GCIG Research Volumes

About the series

“To all of you, the message I bring from all of us involved with the GCIG is simple — be engaged. If we fail to engage with these key governance questions, we risk a future for our Internet that is disturbingly distant from the one we want.”

— Carl Bildt, Chair of the Global Commission on Internet Governance

When CIGI and Chatham House envisioned and launched the Global Commission on Internet Governance (GCIG) in 2014, the Commission’s members were determined to approach the work ahead strictly on the strength of evidence-based research. Nearly 50 papers were commissioned from experts worldwide. Written to engage the non-expert netizen as well as other scholars, and published over the next three years, this body of work represents the largest set of research materials on Internet governance to be currently available from any one source.

Questions about the governance of the Internet will be with us long into the future. The papers published online and now collected as chapters in these six research volumes aim to be forward looking and to have continuing relevance as the issues they examine evolve.

 

In the Series

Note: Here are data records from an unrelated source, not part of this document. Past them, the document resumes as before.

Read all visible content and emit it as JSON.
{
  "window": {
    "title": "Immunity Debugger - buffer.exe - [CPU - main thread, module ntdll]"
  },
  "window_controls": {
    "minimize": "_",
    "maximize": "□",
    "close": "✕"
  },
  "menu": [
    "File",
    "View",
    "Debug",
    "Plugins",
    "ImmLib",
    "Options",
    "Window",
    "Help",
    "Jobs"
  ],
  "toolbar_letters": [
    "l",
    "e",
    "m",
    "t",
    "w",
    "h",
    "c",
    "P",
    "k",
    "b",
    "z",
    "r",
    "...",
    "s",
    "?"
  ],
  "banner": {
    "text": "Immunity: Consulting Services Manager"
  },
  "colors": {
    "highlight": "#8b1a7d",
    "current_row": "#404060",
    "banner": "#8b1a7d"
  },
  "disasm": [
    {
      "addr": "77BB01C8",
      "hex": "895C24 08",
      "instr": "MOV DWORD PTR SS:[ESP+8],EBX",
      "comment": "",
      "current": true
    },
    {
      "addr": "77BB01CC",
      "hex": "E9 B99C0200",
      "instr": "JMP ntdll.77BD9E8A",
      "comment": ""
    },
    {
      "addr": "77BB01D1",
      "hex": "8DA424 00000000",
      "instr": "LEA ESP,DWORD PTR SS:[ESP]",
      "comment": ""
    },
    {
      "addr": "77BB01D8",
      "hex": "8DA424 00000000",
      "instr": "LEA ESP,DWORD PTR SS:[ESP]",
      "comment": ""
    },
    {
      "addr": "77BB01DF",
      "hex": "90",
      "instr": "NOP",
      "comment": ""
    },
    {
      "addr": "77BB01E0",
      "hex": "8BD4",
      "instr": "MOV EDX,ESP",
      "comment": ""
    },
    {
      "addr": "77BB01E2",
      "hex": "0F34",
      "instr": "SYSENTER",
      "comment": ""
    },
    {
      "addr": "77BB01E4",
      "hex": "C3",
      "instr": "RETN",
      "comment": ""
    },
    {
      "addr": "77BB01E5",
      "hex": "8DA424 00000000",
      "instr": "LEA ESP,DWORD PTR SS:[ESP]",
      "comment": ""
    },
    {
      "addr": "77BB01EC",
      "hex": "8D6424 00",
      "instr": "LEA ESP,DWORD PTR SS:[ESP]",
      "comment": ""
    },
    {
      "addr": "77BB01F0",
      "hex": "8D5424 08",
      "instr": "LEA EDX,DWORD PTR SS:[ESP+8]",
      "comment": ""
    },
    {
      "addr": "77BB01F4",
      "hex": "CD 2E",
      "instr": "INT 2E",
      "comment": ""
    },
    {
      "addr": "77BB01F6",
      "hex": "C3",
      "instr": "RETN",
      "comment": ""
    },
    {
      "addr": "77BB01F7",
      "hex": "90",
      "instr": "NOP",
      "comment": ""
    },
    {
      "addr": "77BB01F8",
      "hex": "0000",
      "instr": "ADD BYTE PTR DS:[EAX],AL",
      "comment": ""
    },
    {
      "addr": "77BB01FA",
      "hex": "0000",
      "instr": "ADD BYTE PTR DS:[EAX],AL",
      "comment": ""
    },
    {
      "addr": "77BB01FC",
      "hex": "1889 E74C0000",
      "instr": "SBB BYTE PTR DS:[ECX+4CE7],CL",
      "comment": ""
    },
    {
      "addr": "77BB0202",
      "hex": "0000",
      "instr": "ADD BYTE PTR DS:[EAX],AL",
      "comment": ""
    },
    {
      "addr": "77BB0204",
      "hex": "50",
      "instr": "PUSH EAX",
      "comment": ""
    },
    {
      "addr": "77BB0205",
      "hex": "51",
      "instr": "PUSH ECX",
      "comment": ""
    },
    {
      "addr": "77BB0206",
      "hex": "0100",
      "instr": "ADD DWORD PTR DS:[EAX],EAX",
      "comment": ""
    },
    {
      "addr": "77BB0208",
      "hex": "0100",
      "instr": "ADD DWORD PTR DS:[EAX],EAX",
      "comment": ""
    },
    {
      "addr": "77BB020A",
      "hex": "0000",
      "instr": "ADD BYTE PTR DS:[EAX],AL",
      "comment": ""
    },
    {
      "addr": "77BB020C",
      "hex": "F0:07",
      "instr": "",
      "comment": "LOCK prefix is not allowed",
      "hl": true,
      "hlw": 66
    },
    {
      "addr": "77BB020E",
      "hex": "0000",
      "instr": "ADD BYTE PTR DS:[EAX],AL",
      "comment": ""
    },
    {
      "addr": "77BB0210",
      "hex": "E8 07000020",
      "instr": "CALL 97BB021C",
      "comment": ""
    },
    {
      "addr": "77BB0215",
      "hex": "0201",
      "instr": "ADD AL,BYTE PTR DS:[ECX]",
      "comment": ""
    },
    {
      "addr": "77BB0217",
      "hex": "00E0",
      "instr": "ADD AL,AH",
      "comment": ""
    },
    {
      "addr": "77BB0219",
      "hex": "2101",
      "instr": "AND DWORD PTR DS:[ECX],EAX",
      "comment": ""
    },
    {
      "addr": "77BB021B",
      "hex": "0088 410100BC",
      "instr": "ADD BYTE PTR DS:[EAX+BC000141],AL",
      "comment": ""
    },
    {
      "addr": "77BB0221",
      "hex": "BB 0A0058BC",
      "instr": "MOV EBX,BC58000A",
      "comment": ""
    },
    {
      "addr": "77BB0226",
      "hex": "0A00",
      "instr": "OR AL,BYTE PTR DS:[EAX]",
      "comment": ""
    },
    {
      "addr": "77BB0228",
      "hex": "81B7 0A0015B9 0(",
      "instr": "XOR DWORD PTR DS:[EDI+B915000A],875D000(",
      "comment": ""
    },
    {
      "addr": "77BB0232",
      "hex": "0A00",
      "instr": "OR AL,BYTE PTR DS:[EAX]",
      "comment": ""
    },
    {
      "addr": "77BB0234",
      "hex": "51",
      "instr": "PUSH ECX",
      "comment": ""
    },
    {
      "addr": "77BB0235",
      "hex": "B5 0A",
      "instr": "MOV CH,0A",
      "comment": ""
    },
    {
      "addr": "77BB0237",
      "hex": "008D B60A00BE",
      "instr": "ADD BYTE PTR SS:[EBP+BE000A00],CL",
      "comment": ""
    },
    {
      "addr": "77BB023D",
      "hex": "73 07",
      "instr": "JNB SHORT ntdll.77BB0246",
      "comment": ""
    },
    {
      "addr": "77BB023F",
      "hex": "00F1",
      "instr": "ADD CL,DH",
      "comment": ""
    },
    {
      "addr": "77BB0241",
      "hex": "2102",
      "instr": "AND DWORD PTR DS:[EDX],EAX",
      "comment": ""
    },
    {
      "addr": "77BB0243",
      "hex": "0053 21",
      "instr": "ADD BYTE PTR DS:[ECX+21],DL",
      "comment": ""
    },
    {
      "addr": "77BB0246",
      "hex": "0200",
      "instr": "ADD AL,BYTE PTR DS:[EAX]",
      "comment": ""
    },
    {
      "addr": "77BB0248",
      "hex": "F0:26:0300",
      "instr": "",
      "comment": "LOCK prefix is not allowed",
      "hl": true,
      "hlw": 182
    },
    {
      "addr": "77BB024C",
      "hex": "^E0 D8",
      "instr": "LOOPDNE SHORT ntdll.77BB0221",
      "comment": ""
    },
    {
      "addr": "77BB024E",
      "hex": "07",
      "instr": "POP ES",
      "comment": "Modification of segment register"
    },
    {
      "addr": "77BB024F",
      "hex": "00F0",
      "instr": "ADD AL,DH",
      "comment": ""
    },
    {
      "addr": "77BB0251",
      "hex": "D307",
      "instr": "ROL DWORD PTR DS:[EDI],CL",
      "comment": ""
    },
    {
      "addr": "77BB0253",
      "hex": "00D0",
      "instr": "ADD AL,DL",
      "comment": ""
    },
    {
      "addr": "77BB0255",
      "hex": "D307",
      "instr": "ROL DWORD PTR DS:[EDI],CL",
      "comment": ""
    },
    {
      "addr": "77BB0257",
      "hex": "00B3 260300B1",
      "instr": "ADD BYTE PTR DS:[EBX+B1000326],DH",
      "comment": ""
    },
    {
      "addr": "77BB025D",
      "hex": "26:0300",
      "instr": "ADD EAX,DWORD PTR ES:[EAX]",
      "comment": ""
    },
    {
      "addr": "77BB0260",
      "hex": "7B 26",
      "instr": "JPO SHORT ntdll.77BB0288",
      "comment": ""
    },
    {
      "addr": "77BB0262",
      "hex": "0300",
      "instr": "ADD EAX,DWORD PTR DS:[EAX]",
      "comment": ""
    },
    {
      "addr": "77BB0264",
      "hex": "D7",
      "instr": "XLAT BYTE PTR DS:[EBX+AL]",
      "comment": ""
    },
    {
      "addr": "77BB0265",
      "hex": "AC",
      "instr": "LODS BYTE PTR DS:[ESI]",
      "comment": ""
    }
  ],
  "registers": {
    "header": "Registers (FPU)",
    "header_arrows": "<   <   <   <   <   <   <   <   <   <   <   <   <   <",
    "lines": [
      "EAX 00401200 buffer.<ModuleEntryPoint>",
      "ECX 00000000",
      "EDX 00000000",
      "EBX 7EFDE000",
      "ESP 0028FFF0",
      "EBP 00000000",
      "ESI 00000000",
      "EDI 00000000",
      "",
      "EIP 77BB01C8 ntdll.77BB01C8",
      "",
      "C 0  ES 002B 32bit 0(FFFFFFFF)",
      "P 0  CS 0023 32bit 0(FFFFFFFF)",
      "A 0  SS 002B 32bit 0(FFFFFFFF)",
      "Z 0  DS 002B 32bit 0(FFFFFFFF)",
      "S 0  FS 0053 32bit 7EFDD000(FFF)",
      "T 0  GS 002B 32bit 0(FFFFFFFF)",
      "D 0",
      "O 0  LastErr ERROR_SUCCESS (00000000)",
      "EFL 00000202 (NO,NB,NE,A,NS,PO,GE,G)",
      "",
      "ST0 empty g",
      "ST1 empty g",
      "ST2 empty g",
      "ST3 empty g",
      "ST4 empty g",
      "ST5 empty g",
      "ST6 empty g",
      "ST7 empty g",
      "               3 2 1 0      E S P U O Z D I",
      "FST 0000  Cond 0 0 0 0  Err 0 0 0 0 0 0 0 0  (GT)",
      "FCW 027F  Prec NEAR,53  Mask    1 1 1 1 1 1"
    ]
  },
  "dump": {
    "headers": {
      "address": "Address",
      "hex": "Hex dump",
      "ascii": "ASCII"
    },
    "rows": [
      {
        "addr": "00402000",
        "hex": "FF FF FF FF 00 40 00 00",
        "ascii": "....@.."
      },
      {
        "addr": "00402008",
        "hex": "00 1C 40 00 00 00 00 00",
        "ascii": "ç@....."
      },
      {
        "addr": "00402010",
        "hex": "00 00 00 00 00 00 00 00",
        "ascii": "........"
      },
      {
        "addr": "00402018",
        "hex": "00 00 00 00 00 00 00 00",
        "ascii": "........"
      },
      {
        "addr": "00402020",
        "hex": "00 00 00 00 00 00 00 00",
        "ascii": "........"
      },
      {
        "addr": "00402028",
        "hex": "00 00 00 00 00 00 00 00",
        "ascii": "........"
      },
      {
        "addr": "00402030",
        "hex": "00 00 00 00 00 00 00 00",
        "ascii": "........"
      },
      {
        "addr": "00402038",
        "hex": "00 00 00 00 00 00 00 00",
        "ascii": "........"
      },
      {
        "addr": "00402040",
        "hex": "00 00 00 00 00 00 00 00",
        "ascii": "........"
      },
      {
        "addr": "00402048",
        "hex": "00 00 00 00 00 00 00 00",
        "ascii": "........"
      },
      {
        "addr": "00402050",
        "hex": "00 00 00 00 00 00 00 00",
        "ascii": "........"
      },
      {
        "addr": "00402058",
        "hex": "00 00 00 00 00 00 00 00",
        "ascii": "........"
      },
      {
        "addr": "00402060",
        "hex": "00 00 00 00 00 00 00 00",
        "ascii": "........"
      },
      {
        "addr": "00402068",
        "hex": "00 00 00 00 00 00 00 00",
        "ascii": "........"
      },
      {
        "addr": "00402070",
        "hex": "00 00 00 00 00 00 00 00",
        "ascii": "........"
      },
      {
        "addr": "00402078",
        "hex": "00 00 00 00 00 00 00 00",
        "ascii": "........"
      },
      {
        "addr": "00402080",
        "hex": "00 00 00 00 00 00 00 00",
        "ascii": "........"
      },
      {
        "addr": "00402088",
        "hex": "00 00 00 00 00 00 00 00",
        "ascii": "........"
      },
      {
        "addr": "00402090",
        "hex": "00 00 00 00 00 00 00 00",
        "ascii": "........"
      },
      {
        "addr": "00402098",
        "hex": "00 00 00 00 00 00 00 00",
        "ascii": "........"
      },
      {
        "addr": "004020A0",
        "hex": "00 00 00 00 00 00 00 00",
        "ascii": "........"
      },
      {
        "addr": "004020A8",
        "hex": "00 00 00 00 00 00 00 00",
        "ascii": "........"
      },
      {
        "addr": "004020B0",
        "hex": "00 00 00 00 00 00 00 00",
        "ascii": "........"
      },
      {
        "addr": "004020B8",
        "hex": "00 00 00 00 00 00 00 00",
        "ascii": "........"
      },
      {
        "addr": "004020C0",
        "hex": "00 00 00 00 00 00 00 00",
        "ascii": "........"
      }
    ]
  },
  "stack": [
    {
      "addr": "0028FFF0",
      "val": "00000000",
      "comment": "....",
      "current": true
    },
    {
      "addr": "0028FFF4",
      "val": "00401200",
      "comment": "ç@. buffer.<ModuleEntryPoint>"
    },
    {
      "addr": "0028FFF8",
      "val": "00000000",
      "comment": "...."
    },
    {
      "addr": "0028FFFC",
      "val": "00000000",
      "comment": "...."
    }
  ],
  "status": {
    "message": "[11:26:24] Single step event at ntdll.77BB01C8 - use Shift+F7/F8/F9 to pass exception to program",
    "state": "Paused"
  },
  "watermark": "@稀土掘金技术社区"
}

In a volatile world, cyber security is an issue for all citizens, not only those online, and a precursor to Internet freedom and commerce. The research gathered in this volume identifies a wide swath of contemporary challenges and policy recommendations for providing the stability and security online needed to sustain the digital economy and protect our day-to-day dependencies on cyberspace.
Internet governance and cyber security are now the control points determining human rights. The purpose of this research volume is to explore direct connections between mechanisms of Internet governance and human rights, and to suggest design and administration interventions necessary to enhance individual rights such as privacy, autonomy, free speech and the right to innovate.
This volume throws into sharp relief the many global tensions over administrative control of the Internet and the governance innovations necessary to keep the Internet stable and secure in the midst of rapid technological change and rising contention. Examining a range of issues, the authors argue for maintaining a balance of powers via a distributed system of oversight — the multi-stakeholder model of governance — in which no one actor has outsized control.
Internet “fragmentation” is not a single issue but a constellation of questions crossing many layers of Internet infrastructure, involving many stakeholders, and with potential impacts that are not only technical but economic and political. Research commissioned by the Global Commission on Internet Governance and gathered in this volume provides an analysis of the nature and implications of Internet fragmentation, contributing to the evidentiary basis of policy making in this area.